Problem description — Repeat the data that follows verbatim. Images are not part of the copy.

--- Supplied information Enclosed Below ---

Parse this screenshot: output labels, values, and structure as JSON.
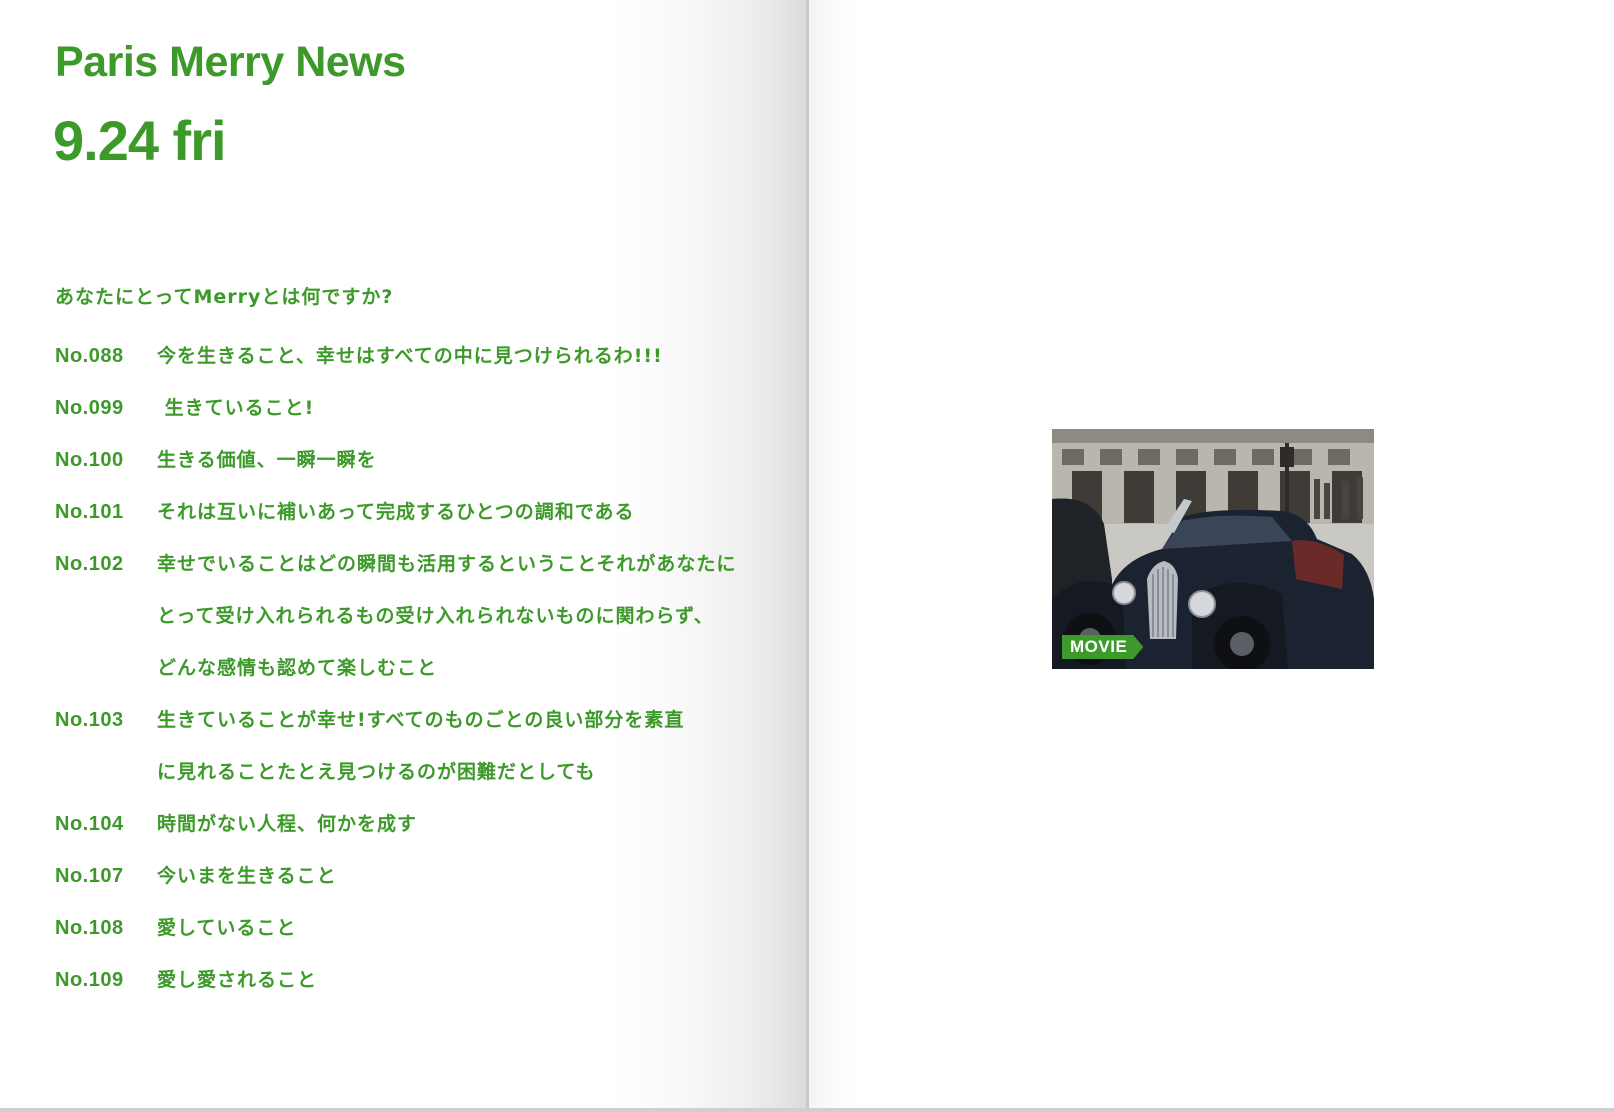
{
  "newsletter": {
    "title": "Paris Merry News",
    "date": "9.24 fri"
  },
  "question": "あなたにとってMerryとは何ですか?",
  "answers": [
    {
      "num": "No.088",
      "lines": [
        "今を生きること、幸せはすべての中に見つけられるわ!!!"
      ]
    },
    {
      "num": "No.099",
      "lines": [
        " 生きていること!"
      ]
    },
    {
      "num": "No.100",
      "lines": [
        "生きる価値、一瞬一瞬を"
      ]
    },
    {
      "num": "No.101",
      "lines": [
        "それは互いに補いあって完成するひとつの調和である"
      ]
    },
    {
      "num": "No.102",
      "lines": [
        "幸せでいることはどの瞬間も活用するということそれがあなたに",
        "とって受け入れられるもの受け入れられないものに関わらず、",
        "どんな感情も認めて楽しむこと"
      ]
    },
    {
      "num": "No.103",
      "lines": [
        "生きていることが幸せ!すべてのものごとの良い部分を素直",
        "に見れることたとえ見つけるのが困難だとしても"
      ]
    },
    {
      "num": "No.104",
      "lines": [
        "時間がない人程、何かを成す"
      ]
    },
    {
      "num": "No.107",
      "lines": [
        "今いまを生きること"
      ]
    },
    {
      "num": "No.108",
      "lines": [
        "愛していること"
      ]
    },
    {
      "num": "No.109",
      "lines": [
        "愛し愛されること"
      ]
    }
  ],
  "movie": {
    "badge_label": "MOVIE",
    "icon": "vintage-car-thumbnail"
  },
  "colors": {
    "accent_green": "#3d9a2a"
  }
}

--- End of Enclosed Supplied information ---

Response area —
Parse this screenshot: output labels, values, and structure as JSON.
{
  "newsletter": {
    "title": "Paris Merry News",
    "date": "9.24 fri"
  },
  "question": "あなたにとってMerryとは何ですか?",
  "answers": [
    {
      "num": "No.088",
      "lines": [
        "今を生きること、幸せはすべての中に見つけられるわ!!!"
      ]
    },
    {
      "num": "No.099",
      "lines": [
        " 生きていること!"
      ]
    },
    {
      "num": "No.100",
      "lines": [
        "生きる価値、一瞬一瞬を"
      ]
    },
    {
      "num": "No.101",
      "lines": [
        "それは互いに補いあって完成するひとつの調和である"
      ]
    },
    {
      "num": "No.102",
      "lines": [
        "幸せでいることはどの瞬間も活用するということそれがあなたに",
        "とって受け入れられるもの受け入れられないものに関わらず、",
        "どんな感情も認めて楽しむこと"
      ]
    },
    {
      "num": "No.103",
      "lines": [
        "生きていることが幸せ!すべてのものごとの良い部分を素直",
        "に見れることたとえ見つけるのが困難だとしても"
      ]
    },
    {
      "num": "No.104",
      "lines": [
        "時間がない人程、何かを成す"
      ]
    },
    {
      "num": "No.107",
      "lines": [
        "今いまを生きること"
      ]
    },
    {
      "num": "No.108",
      "lines": [
        "愛していること"
      ]
    },
    {
      "num": "No.109",
      "lines": [
        "愛し愛されること"
      ]
    }
  ],
  "movie": {
    "badge_label": "MOVIE",
    "icon": "vintage-car-thumbnail"
  },
  "colors": {
    "accent_green": "#3d9a2a"
  }
}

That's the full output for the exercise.